- [YOUR TASK] Search the entries below for "user", and copy each line where it appears.

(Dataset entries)
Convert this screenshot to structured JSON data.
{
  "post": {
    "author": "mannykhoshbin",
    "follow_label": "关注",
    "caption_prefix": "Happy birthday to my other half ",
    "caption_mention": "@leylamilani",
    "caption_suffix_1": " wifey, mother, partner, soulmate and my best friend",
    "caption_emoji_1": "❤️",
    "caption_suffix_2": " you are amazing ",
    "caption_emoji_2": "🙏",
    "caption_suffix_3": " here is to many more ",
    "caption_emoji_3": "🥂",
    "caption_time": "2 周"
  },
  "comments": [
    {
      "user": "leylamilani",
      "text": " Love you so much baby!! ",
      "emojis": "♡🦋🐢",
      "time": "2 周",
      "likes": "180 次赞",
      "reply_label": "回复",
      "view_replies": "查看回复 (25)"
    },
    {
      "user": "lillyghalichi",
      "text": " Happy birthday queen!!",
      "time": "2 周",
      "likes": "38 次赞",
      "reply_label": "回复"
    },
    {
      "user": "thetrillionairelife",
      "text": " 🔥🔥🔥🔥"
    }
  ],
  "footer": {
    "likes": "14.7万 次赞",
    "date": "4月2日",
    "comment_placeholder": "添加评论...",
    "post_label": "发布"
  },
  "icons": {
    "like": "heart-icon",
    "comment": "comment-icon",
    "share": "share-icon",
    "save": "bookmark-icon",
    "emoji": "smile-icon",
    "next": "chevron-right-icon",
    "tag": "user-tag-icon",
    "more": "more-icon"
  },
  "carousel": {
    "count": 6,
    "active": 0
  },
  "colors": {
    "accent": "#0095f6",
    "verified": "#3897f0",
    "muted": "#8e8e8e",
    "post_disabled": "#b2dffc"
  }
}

- [ANSWER SPACE]
      "user": "leylamilani",
      "user": "lillyghalichi",
      "user": "thetrillionairelife",
    "tag": "user-tag-icon",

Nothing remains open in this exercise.